The researchers made their discovery by adding concentrated amounts of arginine and lysine into brain cells. They found that within 30 seconds, the tanycytes detected and responded to the amino acids, releasing information to the part of the brain that controls appetite.

Although the research is still ongoing, Dr Dale says the discovery opens up exciting possibilities for creating more effective diets.“I think one could imagine either a functional food with some sort of additive, or even just reformulating certain foods in different ways,” he says.

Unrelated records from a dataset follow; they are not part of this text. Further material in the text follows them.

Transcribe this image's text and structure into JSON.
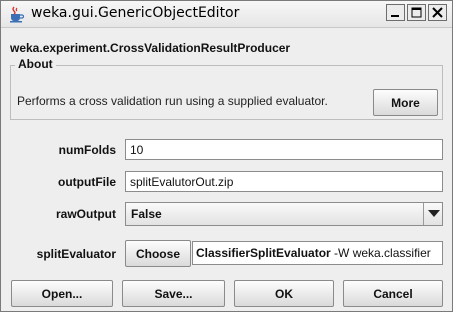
{
  "window": {
    "title": "weka.gui.GenericObjectEditor",
    "controls": {
      "minimize_icon": "minimize-icon",
      "maximize_icon": "maximize-icon",
      "close_icon": "close-icon"
    }
  },
  "editor": {
    "class_name": "weka.experiment.CrossValidationResultProducer",
    "about": {
      "title": "About",
      "description": "Performs a cross validation run using a supplied evaluator.",
      "more_label": "More"
    },
    "properties": {
      "num_folds": {
        "label": "numFolds",
        "value": "10"
      },
      "output_file": {
        "label": "outputFile",
        "value": "splitEvalutorOut.zip"
      },
      "raw_output": {
        "label": "rawOutput",
        "value": "False"
      },
      "split_evaluator": {
        "label": "splitEvaluator",
        "choose_label": "Choose",
        "value_bold": "ClassifierSplitEvaluator",
        "value_rest": " -W weka.classifier"
      }
    }
  },
  "buttons": {
    "open": "Open...",
    "save": "Save...",
    "ok": "OK",
    "cancel": "Cancel"
  },
  "colors": {
    "title_bar": "#ececec",
    "window_bg": "#eeeeee",
    "field_bg": "#ffffff",
    "border": "#8c8c8c"
  }
}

“I suppose the food manufacturers would have mixed opinions about this because they’d be reformulating food to make people eat less which would be a slight hit on their bottom line, but you could imagine that people could slightly modify their diets and potential hack into their system to alter how hungry they feel, or how full they feel.”

New Zealand has one of the worst rates of obesity in the world for OECD countries. According to results from the annual Ministry of Health survey released last week, 32.2 percent of the country’s adult population are now considered obese, a figure that has increased 5.7 percent in the last 10 years.

Tanycytes on the right side of the brain, stained red to highlight their processes

Tanycytes on the right side of the brain, stained red to highlight their processes Photo: Matei Bolborea

t- tanycte, tp -tanycyte process A -astrocyte (another type of glial cell) 3V -third ventricle.

t- tanycte, tp -tanycyte process A -astrocyte (another type of glial cell) 3V -third ventricle. Photo: Michael Halassa and Nicholas Dale.